This semester at the Margery Somers Foster Center there will be four Rutgers University students working on their respective research projects. With their combined effort, the MSFC is sure to be teeming with hard work and dedication. The four students and their projects, some coinciding with each other, are listed below.
Lauren Carboy is in her final semester of the Master of Library and Information Science Program at Rutgers online.
She is currently involved in a for-credit internship focusing in digital libraries. Her main project involves the Douglass Alumnae Oral History Project, which collects the stories of various Douglass Women’s College/NJC graduates throughout the years by way of interview. While additionally working on project organization, digitization, and transcription itself, Lauren plans on creating a short video documentary on one specific new interviewee, Susan Schwirk, and the unique story she has to tell.

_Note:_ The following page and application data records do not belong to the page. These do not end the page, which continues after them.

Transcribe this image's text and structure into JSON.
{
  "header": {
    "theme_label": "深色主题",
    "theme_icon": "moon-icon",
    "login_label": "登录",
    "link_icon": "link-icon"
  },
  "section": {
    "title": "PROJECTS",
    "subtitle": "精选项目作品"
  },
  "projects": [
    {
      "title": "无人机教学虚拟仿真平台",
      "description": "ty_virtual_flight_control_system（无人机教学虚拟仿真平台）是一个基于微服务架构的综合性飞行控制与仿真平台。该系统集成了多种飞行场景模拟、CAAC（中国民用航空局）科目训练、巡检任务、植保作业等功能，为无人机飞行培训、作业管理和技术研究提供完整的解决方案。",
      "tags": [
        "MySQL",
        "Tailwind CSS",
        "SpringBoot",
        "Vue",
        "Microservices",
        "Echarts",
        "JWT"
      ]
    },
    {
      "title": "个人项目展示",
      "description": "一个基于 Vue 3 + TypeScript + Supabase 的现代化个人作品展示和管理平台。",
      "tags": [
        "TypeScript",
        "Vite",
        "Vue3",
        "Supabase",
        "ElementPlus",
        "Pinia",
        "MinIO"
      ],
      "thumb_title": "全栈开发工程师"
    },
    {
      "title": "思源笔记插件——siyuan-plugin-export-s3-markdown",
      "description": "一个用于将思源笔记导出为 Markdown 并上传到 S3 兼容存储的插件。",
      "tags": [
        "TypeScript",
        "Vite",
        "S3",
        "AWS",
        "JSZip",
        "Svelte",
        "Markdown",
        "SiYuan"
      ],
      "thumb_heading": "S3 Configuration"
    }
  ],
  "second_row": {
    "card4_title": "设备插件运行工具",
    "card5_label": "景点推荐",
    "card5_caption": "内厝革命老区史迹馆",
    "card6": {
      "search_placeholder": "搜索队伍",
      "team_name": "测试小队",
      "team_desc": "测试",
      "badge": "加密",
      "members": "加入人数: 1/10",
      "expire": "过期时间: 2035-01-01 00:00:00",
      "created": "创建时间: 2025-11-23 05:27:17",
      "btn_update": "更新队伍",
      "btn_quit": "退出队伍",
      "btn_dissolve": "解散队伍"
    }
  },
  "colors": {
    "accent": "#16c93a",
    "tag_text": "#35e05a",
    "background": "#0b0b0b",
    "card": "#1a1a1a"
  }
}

She hopes that working on the project and the video will display her digital, multimedia, and organizational skills positively, as well as giving her welcomed experience in digital humanities.
Alex DelPriore is in his second semester of the on-campus MLIS program at Rutgers, with a planned specialization in Digital Libraries. He is currently exploring options for a virtual map and tour of the Mabel Smith Douglass Library, utilizing multimedia including 360° panorama views and video, to enable online users to familiarize themselves with the facilities, services, and spaces the library has to offer. Alex is also working on new potential formats and programs for a second mapping project of Douglass Campus which is fully explained in the next paragraph below.
Along with Lauren and Alex, there are two Aresty students working within the Margery Somers Foster Center. Kelly Y. Jin is a Douglass Residential College student who plans to graduate in 2017.
She is majoring in computer science, and her project is entitled “Mapping Douglass Campus with Douglass Women’s Narratives: 1930’s through 1960’s.” In collaboration with the Douglass Alumnae Oral History Project, the assignment will take information from the interviews about buildings, landmarks, and physical spaces that were valued by the students on campus, and map them on an interactive map of Douglass Campus. The project will surely create an experiential narrative of college spaces over the course of four decades. It will also examine the women’s liberation movement in the 1960’s and the changes that amassed from it.
The second Aresty student is Aya Sakar, a senior double majoring in English and History with a minor in Women’s and Gender Studies.
Aya is working on yet another project, entitled “Perspectives on Diversity and Multiculturalism on Douglass Campus from the 1930’s to the 1980’s.”This project hopes to illustrate how Douglass became a diverse and multicultural community, putting its focus on Rutgers black student protests, civil rights activism in the 1960’s, and showing how diversity affected campus culture with its influence on policies, student life, and the enrollment and hiring processes. The project will demonstrate Aya’s researching skills, as well as her digital and multimedia knowledge production skills.